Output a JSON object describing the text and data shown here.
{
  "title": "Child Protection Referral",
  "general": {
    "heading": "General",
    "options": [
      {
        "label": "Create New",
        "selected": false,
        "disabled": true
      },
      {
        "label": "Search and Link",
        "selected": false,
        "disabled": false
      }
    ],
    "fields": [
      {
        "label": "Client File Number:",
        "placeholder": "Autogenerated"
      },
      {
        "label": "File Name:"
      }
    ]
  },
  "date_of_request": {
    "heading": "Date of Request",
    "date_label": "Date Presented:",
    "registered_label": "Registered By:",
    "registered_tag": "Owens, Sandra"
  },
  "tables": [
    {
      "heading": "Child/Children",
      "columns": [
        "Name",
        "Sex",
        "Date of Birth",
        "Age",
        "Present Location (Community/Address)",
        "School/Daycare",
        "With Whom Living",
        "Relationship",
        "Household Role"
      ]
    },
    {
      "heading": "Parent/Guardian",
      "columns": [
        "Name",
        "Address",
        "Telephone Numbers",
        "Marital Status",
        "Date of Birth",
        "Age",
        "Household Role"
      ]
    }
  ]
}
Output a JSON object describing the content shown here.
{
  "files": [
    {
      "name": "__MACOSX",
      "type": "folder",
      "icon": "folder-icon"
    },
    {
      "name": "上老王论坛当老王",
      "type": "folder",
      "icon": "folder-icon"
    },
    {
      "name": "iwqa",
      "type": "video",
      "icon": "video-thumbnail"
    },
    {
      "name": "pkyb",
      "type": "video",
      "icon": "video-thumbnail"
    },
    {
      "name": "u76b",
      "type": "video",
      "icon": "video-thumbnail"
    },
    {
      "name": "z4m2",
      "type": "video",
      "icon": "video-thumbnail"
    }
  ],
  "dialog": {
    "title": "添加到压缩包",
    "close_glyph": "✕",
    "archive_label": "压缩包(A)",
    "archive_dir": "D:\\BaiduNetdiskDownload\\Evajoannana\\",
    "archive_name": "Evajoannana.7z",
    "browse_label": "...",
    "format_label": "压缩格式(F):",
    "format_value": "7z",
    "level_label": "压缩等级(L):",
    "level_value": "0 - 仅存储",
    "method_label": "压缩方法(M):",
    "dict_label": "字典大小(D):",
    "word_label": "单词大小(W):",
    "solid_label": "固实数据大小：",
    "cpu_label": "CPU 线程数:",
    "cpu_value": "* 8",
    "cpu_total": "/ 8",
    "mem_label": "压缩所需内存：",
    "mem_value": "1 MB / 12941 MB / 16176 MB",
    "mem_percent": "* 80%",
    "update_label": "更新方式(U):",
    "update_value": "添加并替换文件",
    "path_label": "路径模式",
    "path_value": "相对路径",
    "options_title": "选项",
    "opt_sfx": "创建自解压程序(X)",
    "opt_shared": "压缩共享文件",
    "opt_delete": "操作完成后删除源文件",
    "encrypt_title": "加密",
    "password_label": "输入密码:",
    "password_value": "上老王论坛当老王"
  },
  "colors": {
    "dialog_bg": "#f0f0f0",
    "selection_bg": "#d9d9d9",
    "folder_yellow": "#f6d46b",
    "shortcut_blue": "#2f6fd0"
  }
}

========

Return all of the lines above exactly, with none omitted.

Output a JSON object describing the text and data shown here.
{
  "title": "Child Protection Referral",
  "general": {
    "heading": "General",
    "options": [
      {
        "label": "Create New",
        "selected": false,
        "disabled": true
      },
      {
        "label": "Search and Link",
        "selected": false,
        "disabled": false
      }
    ],
    "fields": [
      {
        "label": "Client File Number:",
        "placeholder": "Autogenerated"
      },
      {
        "label": "File Name:"
      }
    ]
  },
  "date_of_request": {
    "heading": "Date of Request",
    "date_label": "Date Presented:",
    "registered_label": "Registered By:",
    "registered_tag": "Owens, Sandra"
  },
  "tables": [
    {
      "heading": "Child/Children",
      "columns": [
        "Name",
        "Sex",
        "Date of Birth",
        "Age",
        "Present Location (Community/Address)",
        "School/Daycare",
        "With Whom Living",
        "Relationship",
        "Household Role"
      ]
    },
    {
      "heading": "Parent/Guardian",
      "columns": [
        "Name",
        "Address",
        "Telephone Numbers",
        "Marital Status",
        "Date of Birth",
        "Age",
        "Household Role"
      ]
    }
  ]
}
Output a JSON object describing the content shown here.
{
  "files": [
    {
      "name": "__MACOSX",
      "type": "folder",
      "icon": "folder-icon"
    },
    {
      "name": "上老王论坛当老王",
      "type": "folder",
      "icon": "folder-icon"
    },
    {
      "name": "iwqa",
      "type": "video",
      "icon": "video-thumbnail"
    },
    {
      "name": "pkyb",
      "type": "video",
      "icon": "video-thumbnail"
    },
    {
      "name": "u76b",
      "type": "video",
      "icon": "video-thumbnail"
    },
    {
      "name": "z4m2",
      "type": "video",
      "icon": "video-thumbnail"
    }
  ],
  "dialog": {
    "title": "添加到压缩包",
    "close_glyph": "✕",
    "archive_label": "压缩包(A)",
    "archive_dir": "D:\\BaiduNetdiskDownload\\Evajoannana\\",
    "archive_name": "Evajoannana.7z",
    "browse_label": "...",
    "format_label": "压缩格式(F):",
    "format_value": "7z",
    "level_label": "压缩等级(L):",
    "level_value": "0 - 仅存储",
    "method_label": "压缩方法(M):",
    "dict_label": "字典大小(D):",
    "word_label": "单词大小(W):",
    "solid_label": "固实数据大小：",
    "cpu_label": "CPU 线程数:",
    "cpu_value": "* 8",
    "cpu_total": "/ 8",
    "mem_label": "压缩所需内存：",
    "mem_value": "1 MB / 12941 MB / 16176 MB",
    "mem_percent": "* 80%",
    "update_label": "更新方式(U):",
    "update_value": "添加并替换文件",
    "path_label": "路径模式",
    "path_value": "相对路径",
    "options_title": "选项",
    "opt_sfx": "创建自解压程序(X)",
    "opt_shared": "压缩共享文件",
    "opt_delete": "操作完成后删除源文件",
    "encrypt_title": "加密",
    "password_label": "输入密码:",
    "password_value": "上老王论坛当老王"
  },
  "colors": {
    "dialog_bg": "#f0f0f0",
    "selection_bg": "#d9d9d9",
    "folder_yellow": "#f6d46b",
    "shortcut_blue": "#2f6fd0"
  }
}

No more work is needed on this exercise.